*App and web page records*:
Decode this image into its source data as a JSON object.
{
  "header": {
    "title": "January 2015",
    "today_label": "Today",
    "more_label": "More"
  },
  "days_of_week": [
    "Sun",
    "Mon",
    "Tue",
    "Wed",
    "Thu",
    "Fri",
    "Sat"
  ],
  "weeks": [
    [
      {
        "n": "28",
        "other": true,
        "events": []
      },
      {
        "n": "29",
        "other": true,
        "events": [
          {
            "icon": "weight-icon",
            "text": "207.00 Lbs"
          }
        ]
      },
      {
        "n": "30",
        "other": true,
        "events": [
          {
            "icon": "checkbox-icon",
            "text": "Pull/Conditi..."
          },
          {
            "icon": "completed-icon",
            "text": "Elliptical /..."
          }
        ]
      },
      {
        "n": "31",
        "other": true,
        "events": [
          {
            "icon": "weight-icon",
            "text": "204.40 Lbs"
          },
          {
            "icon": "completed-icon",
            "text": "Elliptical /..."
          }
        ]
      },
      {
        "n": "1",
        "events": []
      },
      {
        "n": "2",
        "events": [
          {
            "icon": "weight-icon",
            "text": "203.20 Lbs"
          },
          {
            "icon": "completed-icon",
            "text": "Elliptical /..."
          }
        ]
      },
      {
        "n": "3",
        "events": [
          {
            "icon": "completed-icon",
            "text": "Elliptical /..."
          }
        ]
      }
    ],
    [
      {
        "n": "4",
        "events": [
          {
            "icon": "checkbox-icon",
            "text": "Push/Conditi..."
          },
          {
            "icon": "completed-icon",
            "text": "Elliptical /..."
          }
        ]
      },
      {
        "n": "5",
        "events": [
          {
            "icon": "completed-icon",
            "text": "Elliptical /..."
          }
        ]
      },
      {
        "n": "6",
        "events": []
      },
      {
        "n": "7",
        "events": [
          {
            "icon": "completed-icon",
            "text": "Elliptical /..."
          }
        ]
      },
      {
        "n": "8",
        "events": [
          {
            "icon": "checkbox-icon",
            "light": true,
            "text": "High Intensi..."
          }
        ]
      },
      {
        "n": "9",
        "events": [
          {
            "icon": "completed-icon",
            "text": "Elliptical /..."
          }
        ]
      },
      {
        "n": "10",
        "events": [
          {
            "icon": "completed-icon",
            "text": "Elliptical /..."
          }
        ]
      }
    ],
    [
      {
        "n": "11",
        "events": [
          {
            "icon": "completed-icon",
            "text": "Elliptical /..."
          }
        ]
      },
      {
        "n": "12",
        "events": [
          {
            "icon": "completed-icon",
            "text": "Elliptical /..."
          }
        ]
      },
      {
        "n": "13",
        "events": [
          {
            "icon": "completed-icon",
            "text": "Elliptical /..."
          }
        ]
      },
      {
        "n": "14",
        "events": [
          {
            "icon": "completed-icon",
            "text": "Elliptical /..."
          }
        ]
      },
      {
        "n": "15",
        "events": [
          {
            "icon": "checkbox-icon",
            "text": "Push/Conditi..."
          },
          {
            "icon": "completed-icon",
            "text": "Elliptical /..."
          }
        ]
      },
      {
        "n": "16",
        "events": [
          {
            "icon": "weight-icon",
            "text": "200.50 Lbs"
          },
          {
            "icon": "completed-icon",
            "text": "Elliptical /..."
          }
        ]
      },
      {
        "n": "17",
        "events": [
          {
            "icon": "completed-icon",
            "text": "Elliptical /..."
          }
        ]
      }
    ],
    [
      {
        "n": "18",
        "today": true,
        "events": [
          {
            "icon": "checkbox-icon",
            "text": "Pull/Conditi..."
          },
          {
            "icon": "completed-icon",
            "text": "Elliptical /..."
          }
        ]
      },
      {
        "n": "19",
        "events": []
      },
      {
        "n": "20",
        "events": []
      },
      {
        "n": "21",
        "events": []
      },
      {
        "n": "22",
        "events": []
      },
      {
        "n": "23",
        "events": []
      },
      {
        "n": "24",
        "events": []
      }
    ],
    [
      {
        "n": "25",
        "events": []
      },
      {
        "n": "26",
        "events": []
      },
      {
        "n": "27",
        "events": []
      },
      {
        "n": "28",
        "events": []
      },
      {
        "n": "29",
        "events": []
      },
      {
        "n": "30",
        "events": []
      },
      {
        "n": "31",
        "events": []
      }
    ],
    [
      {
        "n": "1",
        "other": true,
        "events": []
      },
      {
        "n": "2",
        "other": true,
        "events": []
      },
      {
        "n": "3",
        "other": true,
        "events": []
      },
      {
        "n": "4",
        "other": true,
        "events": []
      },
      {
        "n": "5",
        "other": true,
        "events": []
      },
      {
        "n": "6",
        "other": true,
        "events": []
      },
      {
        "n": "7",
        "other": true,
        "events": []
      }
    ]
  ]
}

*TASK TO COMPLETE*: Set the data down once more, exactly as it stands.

*WRITTEN RESPONSE*:
Decode this image into its source data as a JSON object.
{
  "header": {
    "title": "January 2015",
    "today_label": "Today",
    "more_label": "More"
  },
  "days_of_week": [
    "Sun",
    "Mon",
    "Tue",
    "Wed",
    "Thu",
    "Fri",
    "Sat"
  ],
  "weeks": [
    [
      {
        "n": "28",
        "other": true,
        "events": []
      },
      {
        "n": "29",
        "other": true,
        "events": [
          {
            "icon": "weight-icon",
            "text": "207.00 Lbs"
          }
        ]
      },
      {
        "n": "30",
        "other": true,
        "events": [
          {
            "icon": "checkbox-icon",
            "text": "Pull/Conditi..."
          },
          {
            "icon": "completed-icon",
            "text": "Elliptical /..."
          }
        ]
      },
      {
        "n": "31",
        "other": true,
        "events": [
          {
            "icon": "weight-icon",
            "text": "204.40 Lbs"
          },
          {
            "icon": "completed-icon",
            "text": "Elliptical /..."
          }
        ]
      },
      {
        "n": "1",
        "events": []
      },
      {
        "n": "2",
        "events": [
          {
            "icon": "weight-icon",
            "text": "203.20 Lbs"
          },
          {
            "icon": "completed-icon",
            "text": "Elliptical /..."
          }
        ]
      },
      {
        "n": "3",
        "events": [
          {
            "icon": "completed-icon",
            "text": "Elliptical /..."
          }
        ]
      }
    ],
    [
      {
        "n": "4",
        "events": [
          {
            "icon": "checkbox-icon",
            "text": "Push/Conditi..."
          },
          {
            "icon": "completed-icon",
            "text": "Elliptical /..."
          }
        ]
      },
      {
        "n": "5",
        "events": [
          {
            "icon": "completed-icon",
            "text": "Elliptical /..."
          }
        ]
      },
      {
        "n": "6",
        "events": []
      },
      {
        "n": "7",
        "events": [
          {
            "icon": "completed-icon",
            "text": "Elliptical /..."
          }
        ]
      },
      {
        "n": "8",
        "events": [
          {
            "icon": "checkbox-icon",
            "light": true,
            "text": "High Intensi..."
          }
        ]
      },
      {
        "n": "9",
        "events": [
          {
            "icon": "completed-icon",
            "text": "Elliptical /..."
          }
        ]
      },
      {
        "n": "10",
        "events": [
          {
            "icon": "completed-icon",
            "text": "Elliptical /..."
          }
        ]
      }
    ],
    [
      {
        "n": "11",
        "events": [
          {
            "icon": "completed-icon",
            "text": "Elliptical /..."
          }
        ]
      },
      {
        "n": "12",
        "events": [
          {
            "icon": "completed-icon",
            "text": "Elliptical /..."
          }
        ]
      },
      {
        "n": "13",
        "events": [
          {
            "icon": "completed-icon",
            "text": "Elliptical /..."
          }
        ]
      },
      {
        "n": "14",
        "events": [
          {
            "icon": "completed-icon",
            "text": "Elliptical /..."
          }
        ]
      },
      {
        "n": "15",
        "events": [
          {
            "icon": "checkbox-icon",
            "text": "Push/Conditi..."
          },
          {
            "icon": "completed-icon",
            "text": "Elliptical /..."
          }
        ]
      },
      {
        "n": "16",
        "events": [
          {
            "icon": "weight-icon",
            "text": "200.50 Lbs"
          },
          {
            "icon": "completed-icon",
            "text": "Elliptical /..."
          }
        ]
      },
      {
        "n": "17",
        "events": [
          {
            "icon": "completed-icon",
            "text": "Elliptical /..."
          }
        ]
      }
    ],
    [
      {
        "n": "18",
        "today": true,
        "events": [
          {
            "icon": "checkbox-icon",
            "text": "Pull/Conditi..."
          },
          {
            "icon": "completed-icon",
            "text": "Elliptical /..."
          }
        ]
      },
      {
        "n": "19",
        "events": []
      },
      {
        "n": "20",
        "events": []
      },
      {
        "n": "21",
        "events": []
      },
      {
        "n": "22",
        "events": []
      },
      {
        "n": "23",
        "events": []
      },
      {
        "n": "24",
        "events": []
      }
    ],
    [
      {
        "n": "25",
        "events": []
      },
      {
        "n": "26",
        "events": []
      },
      {
        "n": "27",
        "events": []
      },
      {
        "n": "28",
        "events": []
      },
      {
        "n": "29",
        "events": []
      },
      {
        "n": "30",
        "events": []
      },
      {
        "n": "31",
        "events": []
      }
    ],
    [
      {
        "n": "1",
        "other": true,
        "events": []
      },
      {
        "n": "2",
        "other": true,
        "events": []
      },
      {
        "n": "3",
        "other": true,
        "events": []
      },
      {
        "n": "4",
        "other": true,
        "events": []
      },
      {
        "n": "5",
        "other": true,
        "events": []
      },
      {
        "n": "6",
        "other": true,
        "events": []
      },
      {
        "n": "7",
        "other": true,
        "events": []
      }
    ]
  ]
}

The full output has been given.